#### SOURCE MATERIAL
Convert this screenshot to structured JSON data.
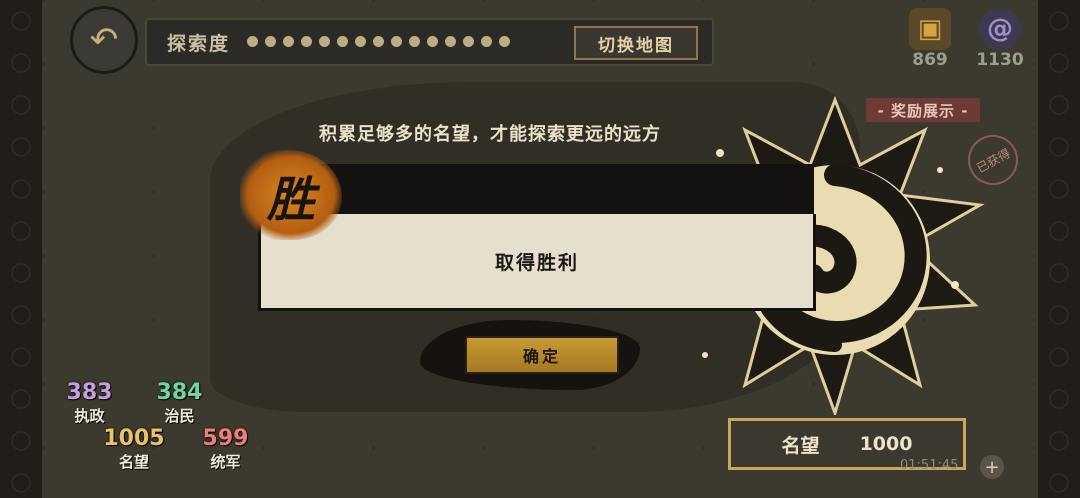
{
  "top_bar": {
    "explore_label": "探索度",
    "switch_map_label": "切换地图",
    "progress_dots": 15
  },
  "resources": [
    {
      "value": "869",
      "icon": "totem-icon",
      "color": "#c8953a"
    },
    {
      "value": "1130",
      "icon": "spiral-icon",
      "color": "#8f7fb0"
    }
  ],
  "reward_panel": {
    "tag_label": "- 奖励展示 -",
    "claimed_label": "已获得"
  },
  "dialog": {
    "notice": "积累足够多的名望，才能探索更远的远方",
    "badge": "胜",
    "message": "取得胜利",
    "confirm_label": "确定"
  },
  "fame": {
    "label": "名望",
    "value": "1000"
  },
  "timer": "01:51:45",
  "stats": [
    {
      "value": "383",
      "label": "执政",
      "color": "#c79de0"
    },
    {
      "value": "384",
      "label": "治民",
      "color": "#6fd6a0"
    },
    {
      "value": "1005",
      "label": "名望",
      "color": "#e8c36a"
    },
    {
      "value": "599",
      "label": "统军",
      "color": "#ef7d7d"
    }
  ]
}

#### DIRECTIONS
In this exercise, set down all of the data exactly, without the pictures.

#### THE ANSWER
Convert this screenshot to structured JSON data.
{
  "top_bar": {
    "explore_label": "探索度",
    "switch_map_label": "切换地图",
    "progress_dots": 15
  },
  "resources": [
    {
      "value": "869",
      "icon": "totem-icon",
      "color": "#c8953a"
    },
    {
      "value": "1130",
      "icon": "spiral-icon",
      "color": "#8f7fb0"
    }
  ],
  "reward_panel": {
    "tag_label": "- 奖励展示 -",
    "claimed_label": "已获得"
  },
  "dialog": {
    "notice": "积累足够多的名望，才能探索更远的远方",
    "badge": "胜",
    "message": "取得胜利",
    "confirm_label": "确定"
  },
  "fame": {
    "label": "名望",
    "value": "1000"
  },
  "timer": "01:51:45",
  "stats": [
    {
      "value": "383",
      "label": "执政",
      "color": "#c79de0"
    },
    {
      "value": "384",
      "label": "治民",
      "color": "#6fd6a0"
    },
    {
      "value": "1005",
      "label": "名望",
      "color": "#e8c36a"
    },
    {
      "value": "599",
      "label": "统军",
      "color": "#ef7d7d"
    }
  ]
}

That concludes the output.